Students at Georgetown University have voted to pay for reparations to the descendants of enslaved people who were sold by the institution's founders in the mid-nineteenth century to pay off debts.
A referendum proposed that undergraduates pay a “reconciliation fee” of a symbolic $27.20 (£20.94) to descendants of 272 enslaved people who were sold in 1839 by the Maryland Province of the Society of Jesus, the owners the school, in an effort to raise money for the university.
The motion passed with a 66 per cent majority out of the 3,845 votes cast, according to the Washington Post.
The fees are expected to raise some $400,000 (£307,960) a year for the more than 8,000 descendants of the enslaved people identified so far at the prestigious university.
In an op-ed for the student paper The Hoya in February, two students, Samuel Dubke and Hayley Grande argued against the fee, which is not compulsory.
“Supporters of the referendum will claim that we, by attending classes, living in dorms and accepting our degrees, owe an intrinsic debt to the descendants of those enslaved people who paid for Georgetown’s existence with their lives,” they wrote.
While we agree that the Georgetown of today would not exist if not for the sale of 272 slaves in 1838, current students are not to blame for the past sins of the institution, and a financial contribution cannot reconcile this past debt on behalf of the university. . . . Georgetown University alone, not the student body, has the obligation to pay for its past transgressions.
In response to the referendum results, Georgetown University President John J. DeGioia said the university are “pursuing work that is uncharted”.
The referendum is a symbolic gesture, as it is nonbinding and school officials will make the final decision.
Still, it’s a move that many are calling a step in the right direction.

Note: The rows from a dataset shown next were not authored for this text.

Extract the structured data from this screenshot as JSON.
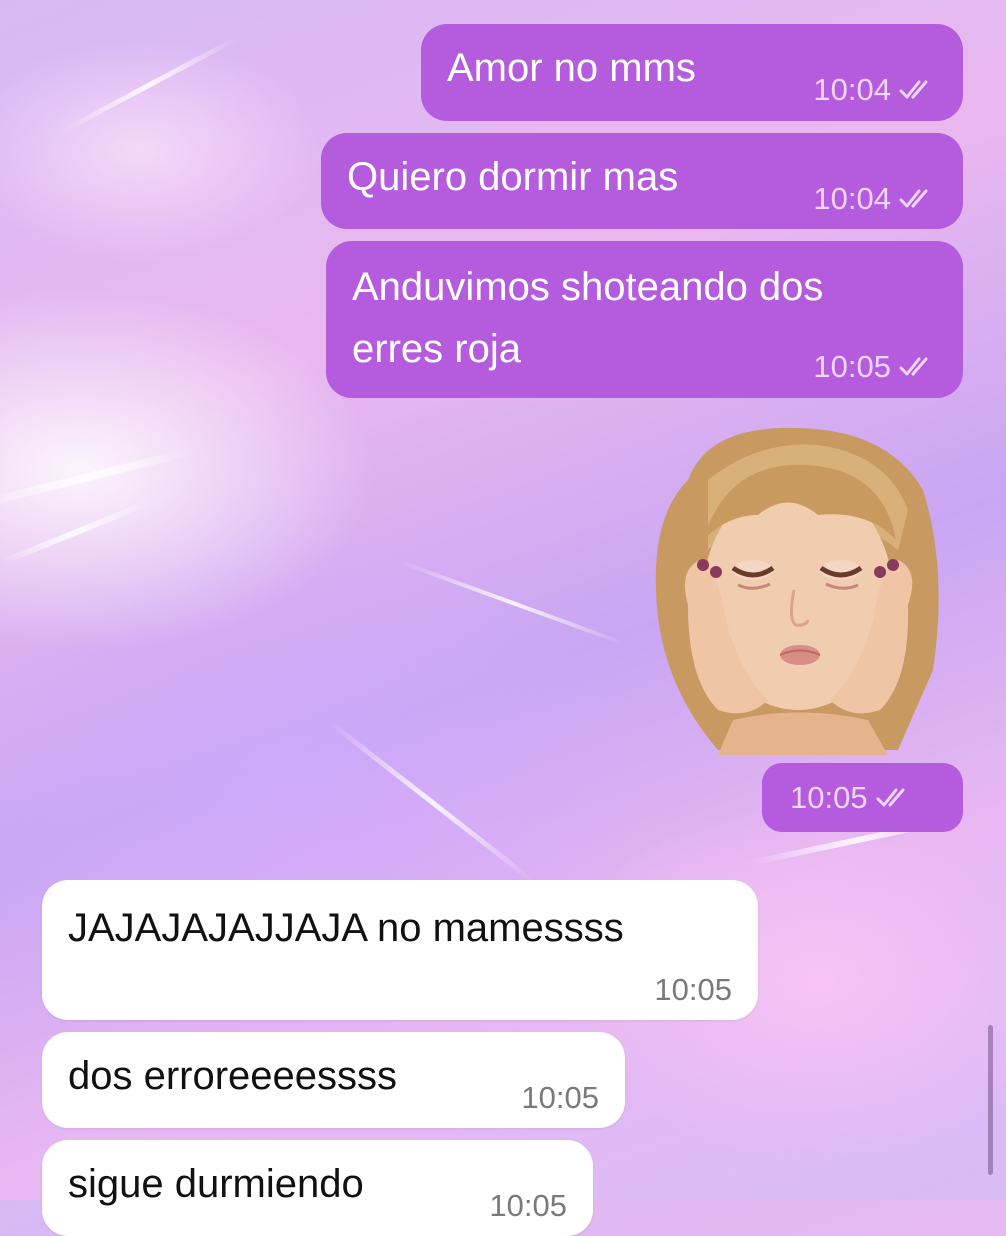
{
  "colors": {
    "outgoing_bubble": "#b45cdd",
    "incoming_bubble": "#ffffff",
    "read_check": "#f0d6ff"
  },
  "messages": [
    {
      "direction": "outgoing",
      "lines": [
        "Amor no mms"
      ],
      "time": "10:04",
      "status_icon": "double-check-icon"
    },
    {
      "direction": "outgoing",
      "lines": [
        "Quiero dormir mas"
      ],
      "time": "10:04",
      "status_icon": "double-check-icon"
    },
    {
      "direction": "outgoing",
      "lines": [
        "Anduvimos shoteando dos",
        "erres roja"
      ],
      "time": "10:05",
      "status_icon": "double-check-icon"
    },
    {
      "direction": "outgoing",
      "type": "sticker",
      "sticker": "tired-child-face",
      "time": "10:05",
      "status_icon": "double-check-icon"
    },
    {
      "direction": "incoming",
      "lines": [
        "JAJAJAJAJJAJA no mamessss"
      ],
      "time": "10:05"
    },
    {
      "direction": "incoming",
      "lines": [
        "dos erroreeeessss"
      ],
      "time": "10:05"
    },
    {
      "direction": "incoming",
      "lines": [
        "sigue durmiendo"
      ],
      "time": "10:05"
    }
  ]
}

The topic of reparations is popular in the US, as people try to decide how to acknowledge and make amends with the country's brutal history of slavery.
Lee Baker, a descendant of Nace and Biby Butler, a married couple who are among the 272 enslaved people sold in 1838, told the student newspaper, The Hoya, the vote was very important.
The students remembered, recognised, and reignited awareness about descendants who literally made it possible for today’s Georgetown University
Regardless of what happens, we will know that Georgetown University students practised solidarity and decided to ensure that such an historic injustice has a permanent lens for awareness, analysis and action.